Anthony Sowell, who terrorized the city of Cleveland with a macabre series of murders and hid the decomposing bodies of 11 Black women at his home, died on Monday of an undisclosed terminal illness, a spokeswoman for Ohio’s corrections agency said. He was 61.
Mr. Sowell, who had been on death row since 2011, was admitted last month to an end-of-life care unit at the Franklin Medical Center in Columbus, Ohio, a facility run by the Department of Rehabilitation & Correction, the spokeswoman, JoEllen Smith, said in an email on Monday night.
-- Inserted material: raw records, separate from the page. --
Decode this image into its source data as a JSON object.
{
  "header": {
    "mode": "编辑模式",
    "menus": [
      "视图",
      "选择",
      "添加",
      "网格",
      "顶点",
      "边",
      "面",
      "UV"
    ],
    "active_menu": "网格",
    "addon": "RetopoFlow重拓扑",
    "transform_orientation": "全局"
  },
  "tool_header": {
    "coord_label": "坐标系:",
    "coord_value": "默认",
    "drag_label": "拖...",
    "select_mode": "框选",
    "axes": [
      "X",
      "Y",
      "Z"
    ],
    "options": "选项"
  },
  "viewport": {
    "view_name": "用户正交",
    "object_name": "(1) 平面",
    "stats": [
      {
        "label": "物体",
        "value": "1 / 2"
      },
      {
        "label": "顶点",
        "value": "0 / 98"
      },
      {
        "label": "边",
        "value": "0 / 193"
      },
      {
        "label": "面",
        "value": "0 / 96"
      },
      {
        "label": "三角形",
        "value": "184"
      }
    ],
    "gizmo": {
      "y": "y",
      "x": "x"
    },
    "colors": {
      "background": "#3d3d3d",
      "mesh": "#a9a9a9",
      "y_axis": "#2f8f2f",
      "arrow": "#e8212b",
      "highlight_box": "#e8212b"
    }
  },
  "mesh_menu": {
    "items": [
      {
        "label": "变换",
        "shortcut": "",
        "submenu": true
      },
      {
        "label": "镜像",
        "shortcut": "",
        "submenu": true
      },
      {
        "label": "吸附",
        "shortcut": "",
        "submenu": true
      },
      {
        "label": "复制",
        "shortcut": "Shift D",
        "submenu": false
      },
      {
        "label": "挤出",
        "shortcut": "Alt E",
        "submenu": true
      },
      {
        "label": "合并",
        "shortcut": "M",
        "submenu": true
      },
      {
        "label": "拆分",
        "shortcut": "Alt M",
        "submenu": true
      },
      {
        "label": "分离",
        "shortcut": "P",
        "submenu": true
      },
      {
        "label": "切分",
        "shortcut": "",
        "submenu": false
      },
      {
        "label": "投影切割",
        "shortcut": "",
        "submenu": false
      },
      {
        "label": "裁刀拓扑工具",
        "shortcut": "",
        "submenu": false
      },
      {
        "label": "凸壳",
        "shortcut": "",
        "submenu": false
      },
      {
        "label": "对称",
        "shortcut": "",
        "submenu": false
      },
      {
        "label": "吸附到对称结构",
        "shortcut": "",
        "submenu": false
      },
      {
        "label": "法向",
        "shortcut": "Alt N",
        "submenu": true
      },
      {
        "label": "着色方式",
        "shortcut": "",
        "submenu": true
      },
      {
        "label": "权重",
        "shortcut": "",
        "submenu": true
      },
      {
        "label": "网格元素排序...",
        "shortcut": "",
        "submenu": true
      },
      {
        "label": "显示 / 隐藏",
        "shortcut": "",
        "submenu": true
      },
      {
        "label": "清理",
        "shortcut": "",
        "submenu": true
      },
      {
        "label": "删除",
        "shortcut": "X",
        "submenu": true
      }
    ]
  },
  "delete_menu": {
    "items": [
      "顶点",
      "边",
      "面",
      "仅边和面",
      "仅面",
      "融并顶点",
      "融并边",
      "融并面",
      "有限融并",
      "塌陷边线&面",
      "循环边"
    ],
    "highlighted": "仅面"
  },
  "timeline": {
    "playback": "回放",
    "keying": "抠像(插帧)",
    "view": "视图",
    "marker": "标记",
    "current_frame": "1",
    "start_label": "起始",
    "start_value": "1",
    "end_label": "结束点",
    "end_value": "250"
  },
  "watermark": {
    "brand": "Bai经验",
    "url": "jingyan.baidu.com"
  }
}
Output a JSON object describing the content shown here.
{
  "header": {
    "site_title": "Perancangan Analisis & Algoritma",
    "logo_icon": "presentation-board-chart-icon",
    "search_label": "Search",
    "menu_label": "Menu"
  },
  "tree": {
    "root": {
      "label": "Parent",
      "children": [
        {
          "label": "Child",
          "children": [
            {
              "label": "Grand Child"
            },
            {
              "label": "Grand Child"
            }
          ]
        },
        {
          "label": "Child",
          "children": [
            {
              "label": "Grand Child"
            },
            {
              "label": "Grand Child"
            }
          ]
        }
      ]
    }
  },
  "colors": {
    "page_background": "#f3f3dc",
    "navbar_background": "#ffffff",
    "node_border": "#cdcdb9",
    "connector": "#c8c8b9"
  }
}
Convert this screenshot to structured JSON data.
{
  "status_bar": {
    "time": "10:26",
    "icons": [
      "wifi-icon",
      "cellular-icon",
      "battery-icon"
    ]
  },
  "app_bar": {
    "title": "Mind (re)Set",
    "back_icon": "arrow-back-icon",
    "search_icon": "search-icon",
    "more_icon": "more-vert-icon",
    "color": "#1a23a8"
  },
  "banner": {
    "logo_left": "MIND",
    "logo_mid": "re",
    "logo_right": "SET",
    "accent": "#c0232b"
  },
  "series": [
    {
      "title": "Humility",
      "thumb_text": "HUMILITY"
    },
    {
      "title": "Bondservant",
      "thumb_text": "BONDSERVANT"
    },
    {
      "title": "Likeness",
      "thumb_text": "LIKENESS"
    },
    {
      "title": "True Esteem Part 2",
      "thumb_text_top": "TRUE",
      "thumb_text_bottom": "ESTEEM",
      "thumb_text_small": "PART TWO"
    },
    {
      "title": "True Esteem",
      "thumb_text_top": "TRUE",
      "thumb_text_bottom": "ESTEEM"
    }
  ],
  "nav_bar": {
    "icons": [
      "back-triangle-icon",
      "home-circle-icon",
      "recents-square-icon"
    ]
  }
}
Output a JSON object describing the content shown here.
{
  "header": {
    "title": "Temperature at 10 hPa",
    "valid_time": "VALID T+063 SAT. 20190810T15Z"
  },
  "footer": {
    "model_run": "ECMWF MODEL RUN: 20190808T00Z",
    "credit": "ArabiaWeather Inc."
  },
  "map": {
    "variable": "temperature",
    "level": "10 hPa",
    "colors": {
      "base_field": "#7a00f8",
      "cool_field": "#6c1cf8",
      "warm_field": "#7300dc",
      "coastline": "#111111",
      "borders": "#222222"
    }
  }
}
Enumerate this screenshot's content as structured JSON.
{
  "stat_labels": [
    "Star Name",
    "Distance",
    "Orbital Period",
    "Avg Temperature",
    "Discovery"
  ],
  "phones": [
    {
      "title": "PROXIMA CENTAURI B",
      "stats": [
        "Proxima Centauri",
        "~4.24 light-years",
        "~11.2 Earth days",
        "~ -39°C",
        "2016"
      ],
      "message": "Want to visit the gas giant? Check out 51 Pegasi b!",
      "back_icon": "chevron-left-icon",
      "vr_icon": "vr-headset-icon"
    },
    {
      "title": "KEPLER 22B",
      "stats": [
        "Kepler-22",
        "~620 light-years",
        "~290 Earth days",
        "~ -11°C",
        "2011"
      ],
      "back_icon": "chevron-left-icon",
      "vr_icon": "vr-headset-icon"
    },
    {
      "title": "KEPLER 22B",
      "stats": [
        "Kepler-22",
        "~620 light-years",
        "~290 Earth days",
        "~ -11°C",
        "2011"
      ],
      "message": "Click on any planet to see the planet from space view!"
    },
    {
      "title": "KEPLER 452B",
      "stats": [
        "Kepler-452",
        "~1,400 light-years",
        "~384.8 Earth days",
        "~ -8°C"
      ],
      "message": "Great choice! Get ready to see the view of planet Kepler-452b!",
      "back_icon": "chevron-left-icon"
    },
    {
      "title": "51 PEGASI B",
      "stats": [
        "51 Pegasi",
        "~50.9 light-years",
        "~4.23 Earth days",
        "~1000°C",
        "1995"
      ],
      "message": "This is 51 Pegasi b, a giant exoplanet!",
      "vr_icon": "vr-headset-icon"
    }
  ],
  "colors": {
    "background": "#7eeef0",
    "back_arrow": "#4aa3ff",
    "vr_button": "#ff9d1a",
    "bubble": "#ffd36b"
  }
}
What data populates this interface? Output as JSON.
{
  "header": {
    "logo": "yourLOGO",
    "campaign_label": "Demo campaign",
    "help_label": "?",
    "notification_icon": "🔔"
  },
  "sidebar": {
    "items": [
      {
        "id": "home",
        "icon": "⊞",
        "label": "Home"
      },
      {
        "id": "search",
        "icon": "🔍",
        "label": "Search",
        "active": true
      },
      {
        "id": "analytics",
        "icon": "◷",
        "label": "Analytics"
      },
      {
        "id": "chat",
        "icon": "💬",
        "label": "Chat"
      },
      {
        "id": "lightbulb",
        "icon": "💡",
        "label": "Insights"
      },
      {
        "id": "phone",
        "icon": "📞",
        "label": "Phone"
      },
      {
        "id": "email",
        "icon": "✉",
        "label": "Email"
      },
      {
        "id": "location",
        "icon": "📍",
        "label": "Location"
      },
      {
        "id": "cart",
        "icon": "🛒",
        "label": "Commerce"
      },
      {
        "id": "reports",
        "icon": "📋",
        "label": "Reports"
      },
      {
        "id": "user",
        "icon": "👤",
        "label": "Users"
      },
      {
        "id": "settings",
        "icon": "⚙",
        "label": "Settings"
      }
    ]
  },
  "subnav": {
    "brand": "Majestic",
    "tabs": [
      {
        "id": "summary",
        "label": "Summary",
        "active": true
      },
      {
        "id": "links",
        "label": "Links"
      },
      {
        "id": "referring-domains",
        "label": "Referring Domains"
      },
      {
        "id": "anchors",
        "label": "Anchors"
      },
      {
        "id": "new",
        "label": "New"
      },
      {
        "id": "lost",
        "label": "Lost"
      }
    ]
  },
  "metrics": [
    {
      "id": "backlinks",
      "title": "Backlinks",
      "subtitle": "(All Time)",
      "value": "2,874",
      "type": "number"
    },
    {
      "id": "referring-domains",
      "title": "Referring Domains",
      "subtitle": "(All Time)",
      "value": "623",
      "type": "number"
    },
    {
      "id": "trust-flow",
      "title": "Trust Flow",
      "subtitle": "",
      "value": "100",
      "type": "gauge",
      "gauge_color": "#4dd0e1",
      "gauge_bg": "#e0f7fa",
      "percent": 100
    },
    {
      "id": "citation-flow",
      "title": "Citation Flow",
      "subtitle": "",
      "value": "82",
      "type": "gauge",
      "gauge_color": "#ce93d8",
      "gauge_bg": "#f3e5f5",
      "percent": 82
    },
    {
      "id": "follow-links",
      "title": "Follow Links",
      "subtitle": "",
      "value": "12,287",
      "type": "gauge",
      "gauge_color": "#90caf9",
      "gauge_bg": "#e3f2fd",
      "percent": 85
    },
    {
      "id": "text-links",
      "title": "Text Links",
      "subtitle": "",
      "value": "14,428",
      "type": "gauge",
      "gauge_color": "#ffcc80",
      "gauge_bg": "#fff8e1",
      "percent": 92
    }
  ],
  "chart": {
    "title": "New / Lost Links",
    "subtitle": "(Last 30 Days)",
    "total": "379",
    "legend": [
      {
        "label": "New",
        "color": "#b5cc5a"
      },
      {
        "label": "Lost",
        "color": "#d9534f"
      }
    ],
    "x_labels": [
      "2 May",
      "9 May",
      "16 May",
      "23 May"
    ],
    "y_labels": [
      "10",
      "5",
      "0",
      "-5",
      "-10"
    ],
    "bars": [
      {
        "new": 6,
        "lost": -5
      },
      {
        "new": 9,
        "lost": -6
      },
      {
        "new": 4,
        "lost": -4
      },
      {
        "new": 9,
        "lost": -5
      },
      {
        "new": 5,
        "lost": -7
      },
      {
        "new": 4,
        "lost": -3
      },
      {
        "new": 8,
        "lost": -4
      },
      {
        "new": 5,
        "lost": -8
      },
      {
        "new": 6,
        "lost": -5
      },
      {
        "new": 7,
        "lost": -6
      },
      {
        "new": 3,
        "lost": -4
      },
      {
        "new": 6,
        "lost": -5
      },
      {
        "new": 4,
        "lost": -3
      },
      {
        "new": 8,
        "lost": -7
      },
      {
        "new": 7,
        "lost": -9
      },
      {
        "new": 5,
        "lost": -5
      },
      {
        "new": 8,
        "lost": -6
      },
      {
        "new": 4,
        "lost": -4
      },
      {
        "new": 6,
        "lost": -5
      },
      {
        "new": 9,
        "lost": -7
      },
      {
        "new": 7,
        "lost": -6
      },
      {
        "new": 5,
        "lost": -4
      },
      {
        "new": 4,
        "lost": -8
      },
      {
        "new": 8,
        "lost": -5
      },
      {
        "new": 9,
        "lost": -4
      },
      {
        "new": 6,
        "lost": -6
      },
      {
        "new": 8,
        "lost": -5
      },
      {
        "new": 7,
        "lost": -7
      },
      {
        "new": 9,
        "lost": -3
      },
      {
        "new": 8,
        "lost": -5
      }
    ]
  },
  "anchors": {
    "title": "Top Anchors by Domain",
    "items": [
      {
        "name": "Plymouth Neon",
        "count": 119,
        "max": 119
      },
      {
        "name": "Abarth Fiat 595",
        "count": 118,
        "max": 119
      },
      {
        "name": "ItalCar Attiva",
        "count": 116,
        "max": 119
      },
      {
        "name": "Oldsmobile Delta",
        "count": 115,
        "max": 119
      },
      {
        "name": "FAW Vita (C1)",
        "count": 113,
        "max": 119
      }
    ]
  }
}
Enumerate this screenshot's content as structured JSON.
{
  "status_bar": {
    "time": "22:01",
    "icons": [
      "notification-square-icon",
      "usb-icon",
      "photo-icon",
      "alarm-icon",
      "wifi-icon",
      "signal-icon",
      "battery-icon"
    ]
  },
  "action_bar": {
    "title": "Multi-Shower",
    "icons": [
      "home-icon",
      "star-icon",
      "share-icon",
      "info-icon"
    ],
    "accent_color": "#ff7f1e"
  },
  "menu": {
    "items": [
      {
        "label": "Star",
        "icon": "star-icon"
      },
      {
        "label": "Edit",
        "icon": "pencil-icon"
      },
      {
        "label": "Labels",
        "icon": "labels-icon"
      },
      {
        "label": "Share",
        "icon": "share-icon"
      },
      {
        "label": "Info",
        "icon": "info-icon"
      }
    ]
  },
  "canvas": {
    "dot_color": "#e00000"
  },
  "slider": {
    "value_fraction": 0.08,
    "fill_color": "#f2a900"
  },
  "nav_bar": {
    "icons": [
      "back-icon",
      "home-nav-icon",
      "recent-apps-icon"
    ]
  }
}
She did not elaborate on Mr. Sowell’s medical diagnosis, other than to say that it was not Covid-19, the illness caused by the coronavirus.
Mr. Sowell had been designated a “sexually violent predator” by the criminal justice system in Ohio after being convicted in 2011 of 11 counts of murder, as well as attempted murder, kidnapping, rape, assault and corpse abuse.
The decomposing bodies of the victims were found in Mr. Sowell’s house and in his yard on the city’s East Side.
At the time of his arrest in 2009, relatives of his victims had expressed anger that Mr. Sowell, who had previously spent 15 years in a state prison for luring a 21-year-old woman into his home, then choking and raping her, had gone undetected. He was released from prison in 2005 in that case.
They also had complained that their attempts to get the police to open missing persons cases had been unsuccessful.
When Mr. Sowell was arrested, he pleaded not guilty by reason of insanity. But that could not keep him from being sent to death row.
Over the years, lawyers for Mr. Sowell, the most notorious serial killer in Cleveland’s history, mounted several unsuccessful attempts to overturn his death sentence.